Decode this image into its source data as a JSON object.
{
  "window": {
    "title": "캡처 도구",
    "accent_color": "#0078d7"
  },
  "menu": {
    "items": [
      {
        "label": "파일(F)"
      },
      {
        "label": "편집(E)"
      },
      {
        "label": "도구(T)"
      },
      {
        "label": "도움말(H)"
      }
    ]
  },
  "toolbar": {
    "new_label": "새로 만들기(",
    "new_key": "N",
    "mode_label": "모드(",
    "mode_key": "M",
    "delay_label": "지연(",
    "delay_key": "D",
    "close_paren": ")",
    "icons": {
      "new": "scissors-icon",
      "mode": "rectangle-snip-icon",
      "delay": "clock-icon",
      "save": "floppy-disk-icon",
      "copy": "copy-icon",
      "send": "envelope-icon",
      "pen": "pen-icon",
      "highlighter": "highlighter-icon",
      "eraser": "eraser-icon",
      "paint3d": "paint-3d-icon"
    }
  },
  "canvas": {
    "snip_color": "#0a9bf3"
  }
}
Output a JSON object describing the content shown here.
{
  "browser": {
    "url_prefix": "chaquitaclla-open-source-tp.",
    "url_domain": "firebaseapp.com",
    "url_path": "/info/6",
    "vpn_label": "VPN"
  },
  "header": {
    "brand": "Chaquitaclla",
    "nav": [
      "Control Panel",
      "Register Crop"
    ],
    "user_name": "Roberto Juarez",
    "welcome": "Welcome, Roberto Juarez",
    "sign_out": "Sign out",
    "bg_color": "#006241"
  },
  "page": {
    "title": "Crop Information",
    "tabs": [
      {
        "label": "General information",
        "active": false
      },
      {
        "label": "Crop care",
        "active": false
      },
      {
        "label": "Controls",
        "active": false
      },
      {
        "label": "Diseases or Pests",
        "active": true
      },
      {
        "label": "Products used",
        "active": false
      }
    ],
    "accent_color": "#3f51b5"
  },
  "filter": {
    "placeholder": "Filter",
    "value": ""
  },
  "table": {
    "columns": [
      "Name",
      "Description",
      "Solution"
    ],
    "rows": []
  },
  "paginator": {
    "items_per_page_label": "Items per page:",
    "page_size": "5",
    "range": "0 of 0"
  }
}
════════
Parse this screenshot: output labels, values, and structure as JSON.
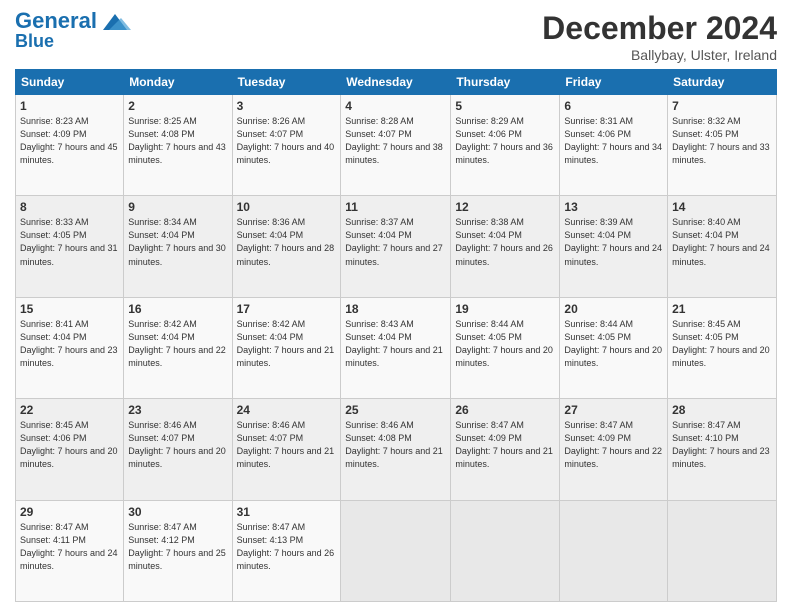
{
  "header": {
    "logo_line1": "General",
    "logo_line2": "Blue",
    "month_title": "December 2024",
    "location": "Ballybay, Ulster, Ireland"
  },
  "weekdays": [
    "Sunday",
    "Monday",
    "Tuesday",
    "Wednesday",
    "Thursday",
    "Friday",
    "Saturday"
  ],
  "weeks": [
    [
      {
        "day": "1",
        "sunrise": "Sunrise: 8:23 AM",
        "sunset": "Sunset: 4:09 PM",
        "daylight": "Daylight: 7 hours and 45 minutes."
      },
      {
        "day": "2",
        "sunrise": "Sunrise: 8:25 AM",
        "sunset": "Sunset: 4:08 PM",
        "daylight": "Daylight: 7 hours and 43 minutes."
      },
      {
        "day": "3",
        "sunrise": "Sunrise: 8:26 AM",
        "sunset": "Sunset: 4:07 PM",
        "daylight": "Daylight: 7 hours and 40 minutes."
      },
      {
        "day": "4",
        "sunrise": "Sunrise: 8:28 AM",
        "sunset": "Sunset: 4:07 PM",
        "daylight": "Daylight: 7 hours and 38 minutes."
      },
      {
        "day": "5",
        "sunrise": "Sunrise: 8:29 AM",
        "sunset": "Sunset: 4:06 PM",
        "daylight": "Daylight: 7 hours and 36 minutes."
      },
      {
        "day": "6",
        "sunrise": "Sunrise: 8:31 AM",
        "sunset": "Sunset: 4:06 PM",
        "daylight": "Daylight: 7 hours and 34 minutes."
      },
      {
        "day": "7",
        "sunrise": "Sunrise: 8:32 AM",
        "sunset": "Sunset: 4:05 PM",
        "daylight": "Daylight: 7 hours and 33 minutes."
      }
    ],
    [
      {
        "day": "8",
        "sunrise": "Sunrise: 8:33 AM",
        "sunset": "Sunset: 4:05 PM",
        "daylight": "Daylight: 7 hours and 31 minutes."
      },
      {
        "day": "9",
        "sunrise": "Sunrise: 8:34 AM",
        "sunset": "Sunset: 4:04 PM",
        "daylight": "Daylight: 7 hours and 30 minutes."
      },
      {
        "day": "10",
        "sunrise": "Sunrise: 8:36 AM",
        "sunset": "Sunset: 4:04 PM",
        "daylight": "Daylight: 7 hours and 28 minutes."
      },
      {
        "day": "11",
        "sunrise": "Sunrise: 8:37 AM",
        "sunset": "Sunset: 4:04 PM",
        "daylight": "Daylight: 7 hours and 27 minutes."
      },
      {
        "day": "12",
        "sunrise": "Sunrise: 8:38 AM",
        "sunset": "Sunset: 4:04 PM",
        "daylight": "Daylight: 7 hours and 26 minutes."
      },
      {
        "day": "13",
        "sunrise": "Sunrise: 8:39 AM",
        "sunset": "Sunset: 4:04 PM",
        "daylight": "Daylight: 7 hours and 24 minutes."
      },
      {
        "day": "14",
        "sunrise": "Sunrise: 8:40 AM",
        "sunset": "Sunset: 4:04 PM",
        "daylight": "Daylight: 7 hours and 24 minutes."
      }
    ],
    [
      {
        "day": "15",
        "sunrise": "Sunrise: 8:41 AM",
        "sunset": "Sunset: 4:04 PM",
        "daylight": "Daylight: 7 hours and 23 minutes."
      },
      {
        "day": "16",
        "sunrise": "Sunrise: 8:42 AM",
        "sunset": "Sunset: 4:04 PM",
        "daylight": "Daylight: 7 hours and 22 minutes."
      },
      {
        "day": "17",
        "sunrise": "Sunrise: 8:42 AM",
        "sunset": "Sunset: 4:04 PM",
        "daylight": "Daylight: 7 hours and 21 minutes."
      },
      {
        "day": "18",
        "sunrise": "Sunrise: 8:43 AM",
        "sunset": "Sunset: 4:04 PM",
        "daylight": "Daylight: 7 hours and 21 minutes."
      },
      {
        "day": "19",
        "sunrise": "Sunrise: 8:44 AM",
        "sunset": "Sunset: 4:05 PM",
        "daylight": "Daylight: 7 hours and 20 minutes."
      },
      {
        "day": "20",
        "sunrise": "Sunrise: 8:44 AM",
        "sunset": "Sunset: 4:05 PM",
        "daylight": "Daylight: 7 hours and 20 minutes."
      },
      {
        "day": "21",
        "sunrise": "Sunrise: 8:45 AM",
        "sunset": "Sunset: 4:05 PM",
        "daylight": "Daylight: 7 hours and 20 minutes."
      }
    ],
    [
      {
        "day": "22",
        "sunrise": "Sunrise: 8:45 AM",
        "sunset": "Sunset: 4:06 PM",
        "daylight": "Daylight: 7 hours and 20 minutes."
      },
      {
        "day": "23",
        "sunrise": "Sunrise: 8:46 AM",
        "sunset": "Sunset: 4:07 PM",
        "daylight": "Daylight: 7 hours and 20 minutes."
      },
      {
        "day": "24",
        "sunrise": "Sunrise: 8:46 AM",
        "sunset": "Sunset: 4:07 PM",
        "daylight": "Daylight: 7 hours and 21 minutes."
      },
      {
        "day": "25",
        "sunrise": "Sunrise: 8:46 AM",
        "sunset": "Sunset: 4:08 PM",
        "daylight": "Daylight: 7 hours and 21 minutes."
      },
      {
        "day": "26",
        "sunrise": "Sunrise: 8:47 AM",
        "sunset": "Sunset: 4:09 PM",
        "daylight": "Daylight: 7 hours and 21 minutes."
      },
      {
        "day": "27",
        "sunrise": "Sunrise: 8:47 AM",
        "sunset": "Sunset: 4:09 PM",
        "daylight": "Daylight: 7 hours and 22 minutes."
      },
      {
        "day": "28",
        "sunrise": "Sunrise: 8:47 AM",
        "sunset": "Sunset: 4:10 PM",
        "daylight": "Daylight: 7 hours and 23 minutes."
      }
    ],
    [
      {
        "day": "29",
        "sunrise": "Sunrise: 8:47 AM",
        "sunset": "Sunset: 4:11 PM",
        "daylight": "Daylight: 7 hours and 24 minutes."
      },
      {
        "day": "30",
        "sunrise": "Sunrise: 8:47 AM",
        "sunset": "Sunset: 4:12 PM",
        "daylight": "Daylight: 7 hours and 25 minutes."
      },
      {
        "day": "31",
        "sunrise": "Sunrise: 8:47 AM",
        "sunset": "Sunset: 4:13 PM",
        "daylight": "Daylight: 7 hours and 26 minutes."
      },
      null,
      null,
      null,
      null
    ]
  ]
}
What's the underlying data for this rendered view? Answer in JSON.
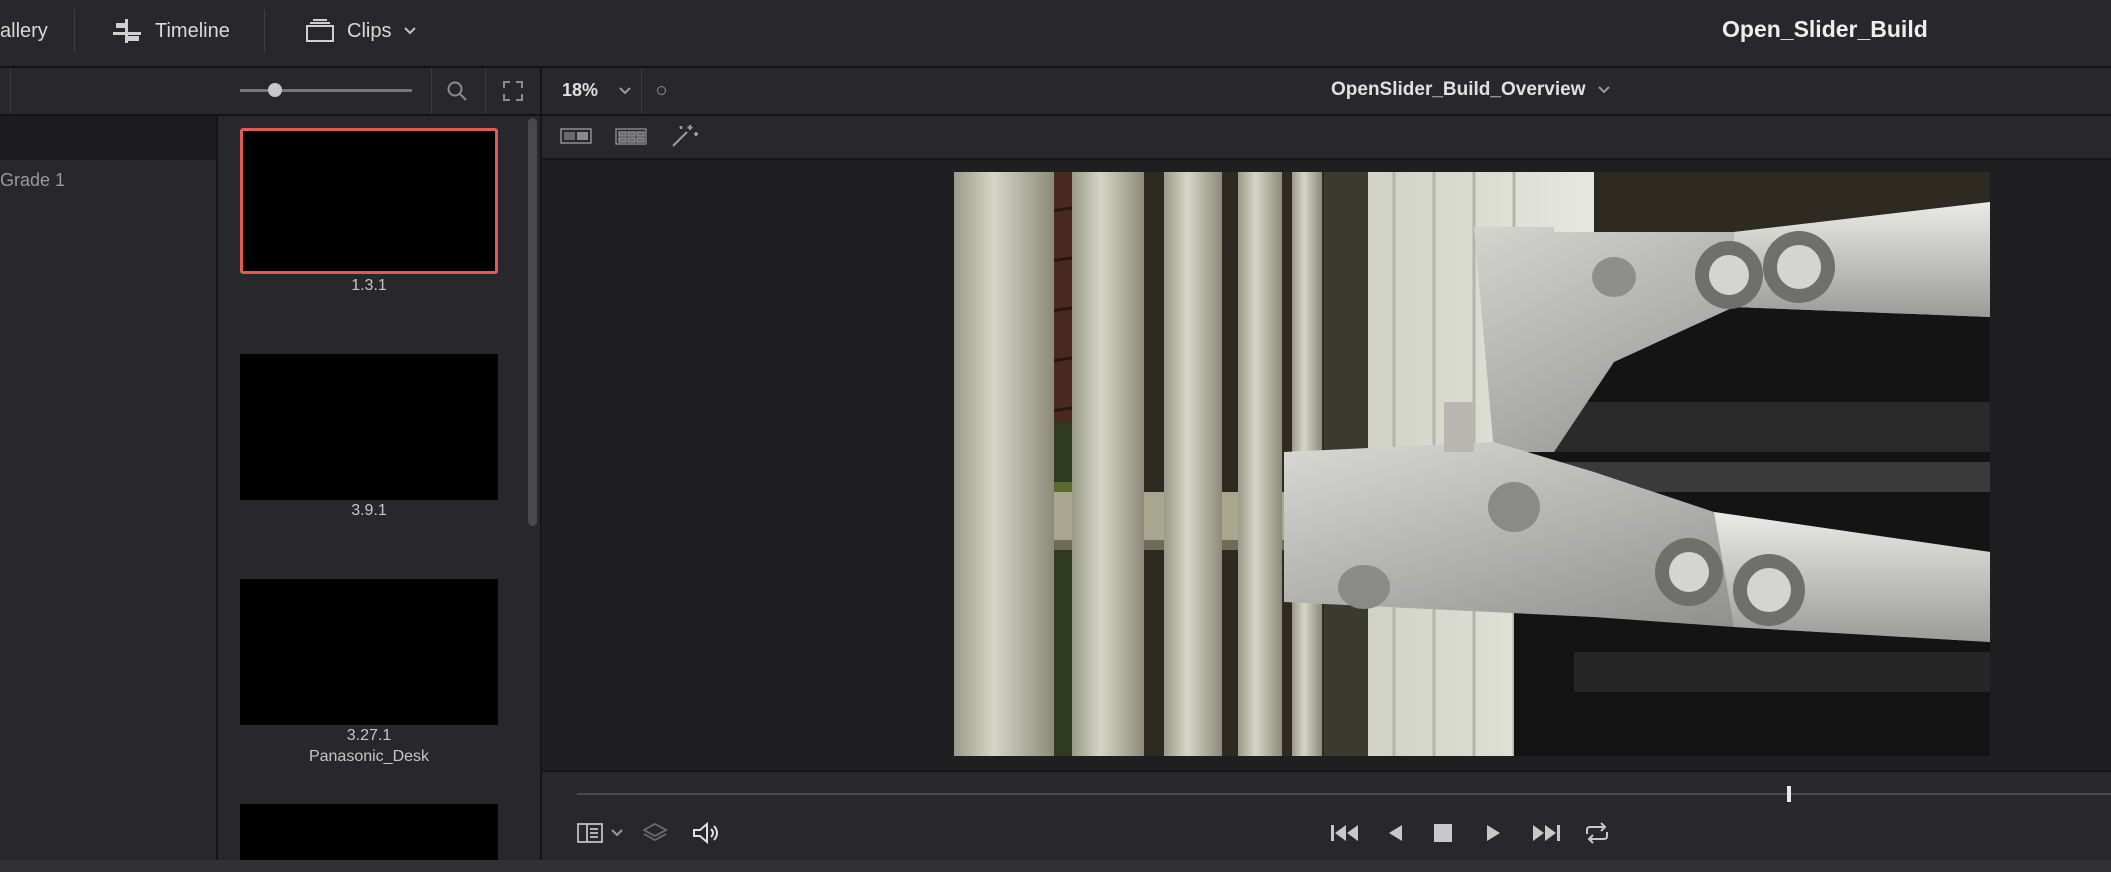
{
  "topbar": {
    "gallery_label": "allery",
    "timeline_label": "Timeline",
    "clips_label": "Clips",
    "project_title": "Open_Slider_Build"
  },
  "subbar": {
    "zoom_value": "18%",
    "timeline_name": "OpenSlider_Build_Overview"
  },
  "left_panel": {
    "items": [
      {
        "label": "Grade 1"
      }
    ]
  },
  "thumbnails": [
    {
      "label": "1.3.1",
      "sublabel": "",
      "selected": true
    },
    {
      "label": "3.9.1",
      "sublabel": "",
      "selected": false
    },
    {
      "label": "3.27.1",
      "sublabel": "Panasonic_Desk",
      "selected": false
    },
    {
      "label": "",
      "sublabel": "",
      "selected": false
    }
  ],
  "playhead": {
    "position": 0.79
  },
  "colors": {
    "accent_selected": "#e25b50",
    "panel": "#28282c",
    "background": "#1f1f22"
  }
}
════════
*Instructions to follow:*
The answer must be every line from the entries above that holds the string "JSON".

*Output of the exercise:*
Decode this image into its source data as a JSON object.
Output a JSON object describing the content shown here.
Parse this screenshot: output labels, values, and structure as JSON.
What's the underlying data for this rendered view? Answer in JSON.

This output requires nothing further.